### YOUR ASSIGNMENT
Within the records below, find each line with the word "localhost" and copy it out.

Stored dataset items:
************

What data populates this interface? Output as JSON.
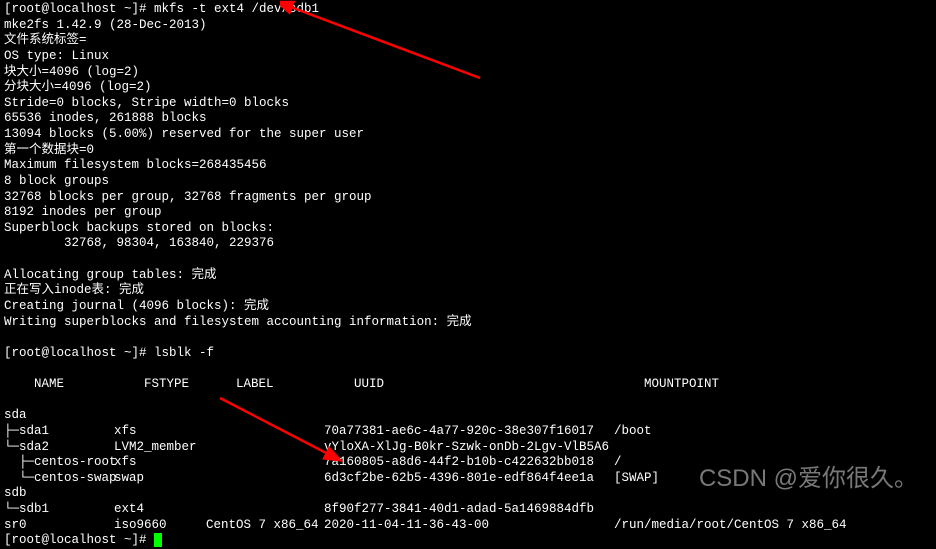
{
  "prompt1": "[root@localhost ~]# ",
  "cmd1": "mkfs -t ext4 /dev/sdb1",
  "mkfs_output": [
    "mke2fs 1.42.9 (28-Dec-2013)",
    "文件系统标签=",
    "OS type: Linux",
    "块大小=4096 (log=2)",
    "分块大小=4096 (log=2)",
    "Stride=0 blocks, Stripe width=0 blocks",
    "65536 inodes, 261888 blocks",
    "13094 blocks (5.00%) reserved for the super user",
    "第一个数据块=0",
    "Maximum filesystem blocks=268435456",
    "8 block groups",
    "32768 blocks per group, 32768 fragments per group",
    "8192 inodes per group",
    "Superblock backups stored on blocks:",
    "        32768, 98304, 163840, 229376",
    "",
    "Allocating group tables: 完成",
    "正在写入inode表: 完成",
    "Creating journal (4096 blocks): 完成",
    "Writing superblocks and filesystem accounting information: 完成",
    ""
  ],
  "prompt2": "[root@localhost ~]# ",
  "cmd2": "lsblk -f",
  "lsblk_header": {
    "c1": "NAME",
    "c2": "FSTYPE",
    "c3": "LABEL",
    "c4": "UUID",
    "c5": "MOUNTPOINT"
  },
  "lsblk_rows": [
    {
      "name": "sda",
      "fstype": "",
      "label": "",
      "uuid": "",
      "mp": ""
    },
    {
      "name": "├─sda1",
      "fstype": "xfs",
      "label": "",
      "uuid": "70a77381-ae6c-4a77-920c-38e307f16017",
      "mp": "/boot"
    },
    {
      "name": "└─sda2",
      "fstype": "LVM2_member",
      "label": "",
      "uuid": "vYloXA-XlJg-B0kr-Szwk-onDb-2Lgv-VlB5A6",
      "mp": ""
    },
    {
      "name": "  ├─centos-root",
      "fstype": "xfs",
      "label": "",
      "uuid": "7a160805-a8d6-44f2-b10b-c422632bb018",
      "mp": "/"
    },
    {
      "name": "  └─centos-swap",
      "fstype": "swap",
      "label": "",
      "uuid": "6d3cf2be-62b5-4396-801e-edf864f4ee1a",
      "mp": "[SWAP]"
    },
    {
      "name": "sdb",
      "fstype": "",
      "label": "",
      "uuid": "",
      "mp": ""
    },
    {
      "name": "└─sdb1",
      "fstype": "ext4",
      "label": "",
      "uuid": "8f90f277-3841-40d1-adad-5a1469884dfb",
      "mp": ""
    },
    {
      "name": "sr0",
      "fstype": "iso9660",
      "label": "CentOS 7 x86_64",
      "uuid": "2020-11-04-11-36-43-00",
      "mp": "/run/media/root/CentOS 7 x86_64"
    }
  ],
  "prompt3": "[root@localhost ~]# ",
  "watermark_text": "CSDN @爱你很久。"
}
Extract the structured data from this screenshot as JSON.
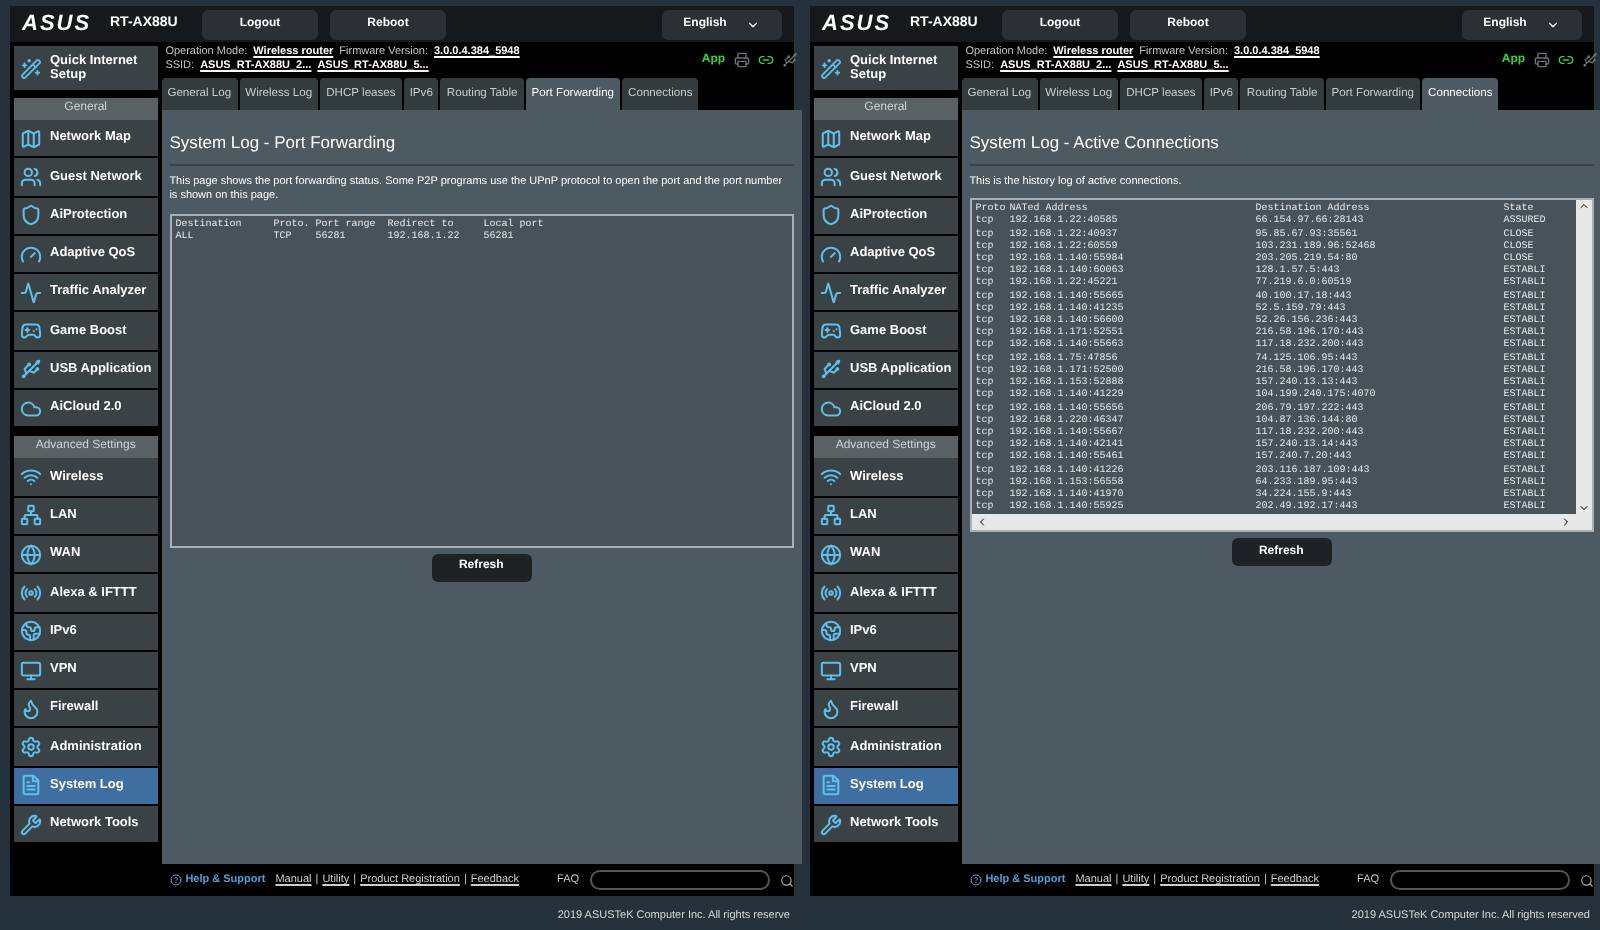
{
  "panels": [
    {
      "brand": "ASUS",
      "model": "RT-AX88U",
      "header_buttons": [
        "Logout",
        "Reboot"
      ],
      "language": "English",
      "operation_mode_label": "Operation Mode:",
      "operation_mode": "Wireless router",
      "firmware_label": "Firmware Version:",
      "firmware": "3.0.0.4.384_5948",
      "ssid_label": "SSID:",
      "ssids": [
        "ASUS_RT-AX88U_2...",
        "ASUS_RT-AX88U_5..."
      ],
      "app_label": "App",
      "quick_setup": "Quick Internet Setup",
      "general_heading": "General",
      "general_items": [
        {
          "label": "Network Map",
          "selected": false
        },
        {
          "label": "Guest Network",
          "selected": false
        },
        {
          "label": "AiProtection",
          "selected": false
        },
        {
          "label": "Adaptive QoS",
          "selected": false
        },
        {
          "label": "Traffic Analyzer",
          "selected": false
        },
        {
          "label": "Game Boost",
          "selected": false
        },
        {
          "label": "USB Application",
          "selected": false
        },
        {
          "label": "AiCloud 2.0",
          "selected": false
        }
      ],
      "advanced_heading": "Advanced Settings",
      "advanced_items": [
        {
          "label": "Wireless",
          "selected": false
        },
        {
          "label": "LAN",
          "selected": false
        },
        {
          "label": "WAN",
          "selected": false
        },
        {
          "label": "Alexa & IFTTT",
          "selected": false
        },
        {
          "label": "IPv6",
          "selected": false
        },
        {
          "label": "VPN",
          "selected": false
        },
        {
          "label": "Firewall",
          "selected": false
        },
        {
          "label": "Administration",
          "selected": false
        },
        {
          "label": "System Log",
          "selected": true
        },
        {
          "label": "Network Tools",
          "selected": false
        }
      ],
      "tabs": [
        {
          "label": "General Log",
          "selected": false
        },
        {
          "label": "Wireless Log",
          "selected": false
        },
        {
          "label": "DHCP leases",
          "selected": false
        },
        {
          "label": "IPv6",
          "selected": false
        },
        {
          "label": "Routing Table",
          "selected": false
        },
        {
          "label": "Port Forwarding",
          "selected": true
        },
        {
          "label": "Connections",
          "selected": false
        }
      ],
      "title": "System Log - Port Forwarding",
      "description": "This page shows the port forwarding status. Some P2P programs use the UPnP protocol to open the port and the port number is shown on this page.",
      "log": {
        "kind": "plain",
        "columns": [
          "Destination",
          "Proto.",
          "Port range",
          "Redirect to",
          "Local port"
        ],
        "rows": [
          [
            "ALL",
            "TCP",
            "56281",
            "192.168.1.22",
            "56281"
          ]
        ]
      },
      "refresh": "Refresh",
      "help": "Help & Support",
      "links": [
        "Manual",
        "Utility",
        "Product Registration",
        "Feedback"
      ],
      "separator": "|",
      "faq": "FAQ",
      "copyright": "2019 ASUSTeK Computer Inc. All rights reserve"
    },
    {
      "brand": "ASUS",
      "model": "RT-AX88U",
      "header_buttons": [
        "Logout",
        "Reboot"
      ],
      "language": "English",
      "operation_mode_label": "Operation Mode:",
      "operation_mode": "Wireless router",
      "firmware_label": "Firmware Version:",
      "firmware": "3.0.0.4.384_5948",
      "ssid_label": "SSID:",
      "ssids": [
        "ASUS_RT-AX88U_2...",
        "ASUS_RT-AX88U_5..."
      ],
      "app_label": "App",
      "quick_setup": "Quick Internet Setup",
      "general_heading": "General",
      "general_items": [
        {
          "label": "Network Map",
          "selected": false
        },
        {
          "label": "Guest Network",
          "selected": false
        },
        {
          "label": "AiProtection",
          "selected": false
        },
        {
          "label": "Adaptive QoS",
          "selected": false
        },
        {
          "label": "Traffic Analyzer",
          "selected": false
        },
        {
          "label": "Game Boost",
          "selected": false
        },
        {
          "label": "USB Application",
          "selected": false
        },
        {
          "label": "AiCloud 2.0",
          "selected": false
        }
      ],
      "advanced_heading": "Advanced Settings",
      "advanced_items": [
        {
          "label": "Wireless",
          "selected": false
        },
        {
          "label": "LAN",
          "selected": false
        },
        {
          "label": "WAN",
          "selected": false
        },
        {
          "label": "Alexa & IFTTT",
          "selected": false
        },
        {
          "label": "IPv6",
          "selected": false
        },
        {
          "label": "VPN",
          "selected": false
        },
        {
          "label": "Firewall",
          "selected": false
        },
        {
          "label": "Administration",
          "selected": false
        },
        {
          "label": "System Log",
          "selected": true
        },
        {
          "label": "Network Tools",
          "selected": false
        }
      ],
      "tabs": [
        {
          "label": "General Log",
          "selected": false
        },
        {
          "label": "Wireless Log",
          "selected": false
        },
        {
          "label": "DHCP leases",
          "selected": false
        },
        {
          "label": "IPv6",
          "selected": false
        },
        {
          "label": "Routing Table",
          "selected": false
        },
        {
          "label": "Port Forwarding",
          "selected": false
        },
        {
          "label": "Connections",
          "selected": true
        }
      ],
      "title": "System Log - Active Connections",
      "description": "This is the history log of active connections.",
      "log": {
        "kind": "scroll",
        "columns": [
          "Proto",
          "NATed Address",
          "Destination Address",
          "State"
        ],
        "rows": [
          [
            "tcp",
            "192.168.1.22:40585",
            "66.154.97.66:28143",
            "ASSURED"
          ],
          [
            "tcp",
            "192.168.1.22:40937",
            "95.85.67.93:35561",
            "CLOSE"
          ],
          [
            "tcp",
            "192.168.1.22:60559",
            "103.231.189.96:52468",
            "CLOSE"
          ],
          [
            "tcp",
            "192.168.1.140:55984",
            "203.205.219.54:80",
            "CLOSE"
          ],
          [
            "tcp",
            "192.168.1.140:60063",
            "128.1.57.5:443",
            "ESTABLI"
          ],
          [
            "tcp",
            "192.168.1.22:45221",
            "77.219.6.0:60519",
            "ESTABLI"
          ],
          [
            "tcp",
            "192.168.1.140:55665",
            "40.100.17.18:443",
            "ESTABLI"
          ],
          [
            "tcp",
            "192.168.1.140:41235",
            "52.5.159.79:443",
            "ESTABLI"
          ],
          [
            "tcp",
            "192.168.1.140:56600",
            "52.26.156.236:443",
            "ESTABLI"
          ],
          [
            "tcp",
            "192.168.1.171:52551",
            "216.58.196.170:443",
            "ESTABLI"
          ],
          [
            "tcp",
            "192.168.1.140:55663",
            "117.18.232.200:443",
            "ESTABLI"
          ],
          [
            "tcp",
            "192.168.1.75:47856",
            "74.125.106.95:443",
            "ESTABLI"
          ],
          [
            "tcp",
            "192.168.1.171:52500",
            "216.58.196.170:443",
            "ESTABLI"
          ],
          [
            "tcp",
            "192.168.1.153:52888",
            "157.240.13.13:443",
            "ESTABLI"
          ],
          [
            "tcp",
            "192.168.1.140:41229",
            "104.199.240.175:4070",
            "ESTABLI"
          ],
          [
            "tcp",
            "192.168.1.140:55656",
            "206.79.197.222:443",
            "ESTABLI"
          ],
          [
            "tcp",
            "192.168.1.220:46347",
            "104.87.136.144:80",
            "ESTABLI"
          ],
          [
            "tcp",
            "192.168.1.140:55667",
            "117.18.232.200:443",
            "ESTABLI"
          ],
          [
            "tcp",
            "192.168.1.140:42141",
            "157.240.13.14:443",
            "ESTABLI"
          ],
          [
            "tcp",
            "192.168.1.140:55461",
            "157.240.7.20:443",
            "ESTABLI"
          ],
          [
            "tcp",
            "192.168.1.140:41226",
            "203.116.187.109:443",
            "ESTABLI"
          ],
          [
            "tcp",
            "192.168.1.153:56558",
            "64.233.189.95:443",
            "ESTABLI"
          ],
          [
            "tcp",
            "192.168.1.140:41970",
            "34.224.155.9:443",
            "ESTABLI"
          ],
          [
            "tcp",
            "192.168.1.140:55925",
            "202.49.192.17:443",
            "ESTABLI"
          ]
        ]
      },
      "refresh": "Refresh",
      "help": "Help & Support",
      "links": [
        "Manual",
        "Utility",
        "Product Registration",
        "Feedback"
      ],
      "separator": "|",
      "faq": "FAQ",
      "copyright": "2019 ASUSTeK Computer Inc. All rights reserved"
    }
  ]
}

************

### ANSWER FOR THE TASK
  "prompt1": "[root@localhost ~]# ",
  "prompt2": "[root@localhost ~]# ",
  "prompt3": "[root@localhost ~]# ",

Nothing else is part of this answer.